Element data from apps and pages
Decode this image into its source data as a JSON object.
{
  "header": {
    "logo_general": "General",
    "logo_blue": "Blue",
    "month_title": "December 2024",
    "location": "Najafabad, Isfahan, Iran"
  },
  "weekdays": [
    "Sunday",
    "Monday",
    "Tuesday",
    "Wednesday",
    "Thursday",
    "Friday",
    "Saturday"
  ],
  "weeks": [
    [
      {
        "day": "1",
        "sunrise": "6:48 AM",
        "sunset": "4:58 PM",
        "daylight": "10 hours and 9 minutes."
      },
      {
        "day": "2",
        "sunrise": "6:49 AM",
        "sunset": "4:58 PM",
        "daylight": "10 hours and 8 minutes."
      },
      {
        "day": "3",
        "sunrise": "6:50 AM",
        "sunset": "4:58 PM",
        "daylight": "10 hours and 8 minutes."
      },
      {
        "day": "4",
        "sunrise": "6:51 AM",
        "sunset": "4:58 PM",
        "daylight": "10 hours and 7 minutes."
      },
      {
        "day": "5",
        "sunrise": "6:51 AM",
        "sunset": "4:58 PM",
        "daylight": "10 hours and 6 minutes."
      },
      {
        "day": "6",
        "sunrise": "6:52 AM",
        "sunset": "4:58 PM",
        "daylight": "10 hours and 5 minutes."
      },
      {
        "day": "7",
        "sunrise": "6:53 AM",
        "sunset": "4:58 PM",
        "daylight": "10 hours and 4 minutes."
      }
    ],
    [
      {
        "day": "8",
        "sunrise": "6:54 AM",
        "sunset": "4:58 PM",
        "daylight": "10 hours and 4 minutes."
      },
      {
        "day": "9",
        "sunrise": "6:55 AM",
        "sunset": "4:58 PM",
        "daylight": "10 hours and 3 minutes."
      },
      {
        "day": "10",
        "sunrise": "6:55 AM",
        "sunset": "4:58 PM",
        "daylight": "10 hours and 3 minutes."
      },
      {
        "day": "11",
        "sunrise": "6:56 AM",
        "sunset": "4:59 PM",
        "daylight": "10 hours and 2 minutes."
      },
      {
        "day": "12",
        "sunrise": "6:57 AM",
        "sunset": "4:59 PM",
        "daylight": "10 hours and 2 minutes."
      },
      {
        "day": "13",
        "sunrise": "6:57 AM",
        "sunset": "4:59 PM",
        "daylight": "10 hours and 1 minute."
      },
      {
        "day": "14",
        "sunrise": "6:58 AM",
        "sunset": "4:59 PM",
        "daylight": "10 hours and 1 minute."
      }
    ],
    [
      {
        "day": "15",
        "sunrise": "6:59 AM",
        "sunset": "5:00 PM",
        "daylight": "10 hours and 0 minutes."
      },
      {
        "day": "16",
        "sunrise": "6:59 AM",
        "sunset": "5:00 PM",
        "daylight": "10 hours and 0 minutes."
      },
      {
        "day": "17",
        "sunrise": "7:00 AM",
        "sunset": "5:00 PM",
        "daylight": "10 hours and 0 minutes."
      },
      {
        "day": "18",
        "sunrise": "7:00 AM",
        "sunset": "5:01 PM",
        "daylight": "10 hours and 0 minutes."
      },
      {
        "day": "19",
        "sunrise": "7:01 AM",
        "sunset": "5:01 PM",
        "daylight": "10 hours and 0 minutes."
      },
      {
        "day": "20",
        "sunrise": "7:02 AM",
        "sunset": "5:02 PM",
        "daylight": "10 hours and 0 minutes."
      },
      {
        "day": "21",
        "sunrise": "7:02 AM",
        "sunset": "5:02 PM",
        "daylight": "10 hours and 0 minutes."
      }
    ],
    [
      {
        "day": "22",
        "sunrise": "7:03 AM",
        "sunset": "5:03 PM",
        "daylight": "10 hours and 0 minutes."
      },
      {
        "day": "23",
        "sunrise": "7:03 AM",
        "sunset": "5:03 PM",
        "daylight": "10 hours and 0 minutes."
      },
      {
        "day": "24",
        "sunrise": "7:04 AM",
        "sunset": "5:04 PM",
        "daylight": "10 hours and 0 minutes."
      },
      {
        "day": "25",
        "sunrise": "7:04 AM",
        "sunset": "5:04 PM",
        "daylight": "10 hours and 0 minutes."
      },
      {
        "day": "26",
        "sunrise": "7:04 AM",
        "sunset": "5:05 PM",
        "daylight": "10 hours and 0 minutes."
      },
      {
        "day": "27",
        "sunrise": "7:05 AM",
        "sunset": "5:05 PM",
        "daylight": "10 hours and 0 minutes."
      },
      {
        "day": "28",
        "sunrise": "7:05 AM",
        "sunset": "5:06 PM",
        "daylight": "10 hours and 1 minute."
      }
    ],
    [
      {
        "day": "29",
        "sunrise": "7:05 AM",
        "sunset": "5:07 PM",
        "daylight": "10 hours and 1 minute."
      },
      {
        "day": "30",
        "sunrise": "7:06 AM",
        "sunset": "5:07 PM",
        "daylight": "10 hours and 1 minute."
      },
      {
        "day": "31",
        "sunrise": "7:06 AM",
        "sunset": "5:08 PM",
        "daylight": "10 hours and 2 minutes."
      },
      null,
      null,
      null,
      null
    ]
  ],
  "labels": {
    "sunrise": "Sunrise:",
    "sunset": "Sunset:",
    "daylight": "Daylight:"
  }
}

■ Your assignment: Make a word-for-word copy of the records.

■ Answer to this problem:
Decode this image into its source data as a JSON object.
{
  "header": {
    "logo_general": "General",
    "logo_blue": "Blue",
    "month_title": "December 2024",
    "location": "Najafabad, Isfahan, Iran"
  },
  "weekdays": [
    "Sunday",
    "Monday",
    "Tuesday",
    "Wednesday",
    "Thursday",
    "Friday",
    "Saturday"
  ],
  "weeks": [
    [
      {
        "day": "1",
        "sunrise": "6:48 AM",
        "sunset": "4:58 PM",
        "daylight": "10 hours and 9 minutes."
      },
      {
        "day": "2",
        "sunrise": "6:49 AM",
        "sunset": "4:58 PM",
        "daylight": "10 hours and 8 minutes."
      },
      {
        "day": "3",
        "sunrise": "6:50 AM",
        "sunset": "4:58 PM",
        "daylight": "10 hours and 8 minutes."
      },
      {
        "day": "4",
        "sunrise": "6:51 AM",
        "sunset": "4:58 PM",
        "daylight": "10 hours and 7 minutes."
      },
      {
        "day": "5",
        "sunrise": "6:51 AM",
        "sunset": "4:58 PM",
        "daylight": "10 hours and 6 minutes."
      },
      {
        "day": "6",
        "sunrise": "6:52 AM",
        "sunset": "4:58 PM",
        "daylight": "10 hours and 5 minutes."
      },
      {
        "day": "7",
        "sunrise": "6:53 AM",
        "sunset": "4:58 PM",
        "daylight": "10 hours and 4 minutes."
      }
    ],
    [
      {
        "day": "8",
        "sunrise": "6:54 AM",
        "sunset": "4:58 PM",
        "daylight": "10 hours and 4 minutes."
      },
      {
        "day": "9",
        "sunrise": "6:55 AM",
        "sunset": "4:58 PM",
        "daylight": "10 hours and 3 minutes."
      },
      {
        "day": "10",
        "sunrise": "6:55 AM",
        "sunset": "4:58 PM",
        "daylight": "10 hours and 3 minutes."
      },
      {
        "day": "11",
        "sunrise": "6:56 AM",
        "sunset": "4:59 PM",
        "daylight": "10 hours and 2 minutes."
      },
      {
        "day": "12",
        "sunrise": "6:57 AM",
        "sunset": "4:59 PM",
        "daylight": "10 hours and 2 minutes."
      },
      {
        "day": "13",
        "sunrise": "6:57 AM",
        "sunset": "4:59 PM",
        "daylight": "10 hours and 1 minute."
      },
      {
        "day": "14",
        "sunrise": "6:58 AM",
        "sunset": "4:59 PM",
        "daylight": "10 hours and 1 minute."
      }
    ],
    [
      {
        "day": "15",
        "sunrise": "6:59 AM",
        "sunset": "5:00 PM",
        "daylight": "10 hours and 0 minutes."
      },
      {
        "day": "16",
        "sunrise": "6:59 AM",
        "sunset": "5:00 PM",
        "daylight": "10 hours and 0 minutes."
      },
      {
        "day": "17",
        "sunrise": "7:00 AM",
        "sunset": "5:00 PM",
        "daylight": "10 hours and 0 minutes."
      },
      {
        "day": "18",
        "sunrise": "7:00 AM",
        "sunset": "5:01 PM",
        "daylight": "10 hours and 0 minutes."
      },
      {
        "day": "19",
        "sunrise": "7:01 AM",
        "sunset": "5:01 PM",
        "daylight": "10 hours and 0 minutes."
      },
      {
        "day": "20",
        "sunrise": "7:02 AM",
        "sunset": "5:02 PM",
        "daylight": "10 hours and 0 minutes."
      },
      {
        "day": "21",
        "sunrise": "7:02 AM",
        "sunset": "5:02 PM",
        "daylight": "10 hours and 0 minutes."
      }
    ],
    [
      {
        "day": "22",
        "sunrise": "7:03 AM",
        "sunset": "5:03 PM",
        "daylight": "10 hours and 0 minutes."
      },
      {
        "day": "23",
        "sunrise": "7:03 AM",
        "sunset": "5:03 PM",
        "daylight": "10 hours and 0 minutes."
      },
      {
        "day": "24",
        "sunrise": "7:04 AM",
        "sunset": "5:04 PM",
        "daylight": "10 hours and 0 minutes."
      },
      {
        "day": "25",
        "sunrise": "7:04 AM",
        "sunset": "5:04 PM",
        "daylight": "10 hours and 0 minutes."
      },
      {
        "day": "26",
        "sunrise": "7:04 AM",
        "sunset": "5:05 PM",
        "daylight": "10 hours and 0 minutes."
      },
      {
        "day": "27",
        "sunrise": "7:05 AM",
        "sunset": "5:05 PM",
        "daylight": "10 hours and 0 minutes."
      },
      {
        "day": "28",
        "sunrise": "7:05 AM",
        "sunset": "5:06 PM",
        "daylight": "10 hours and 1 minute."
      }
    ],
    [
      {
        "day": "29",
        "sunrise": "7:05 AM",
        "sunset": "5:07 PM",
        "daylight": "10 hours and 1 minute."
      },
      {
        "day": "30",
        "sunrise": "7:06 AM",
        "sunset": "5:07 PM",
        "daylight": "10 hours and 1 minute."
      },
      {
        "day": "31",
        "sunrise": "7:06 AM",
        "sunset": "5:08 PM",
        "daylight": "10 hours and 2 minutes."
      },
      null,
      null,
      null,
      null
    ]
  ],
  "labels": {
    "sunrise": "Sunrise:",
    "sunset": "Sunset:",
    "daylight": "Daylight:"
  }
}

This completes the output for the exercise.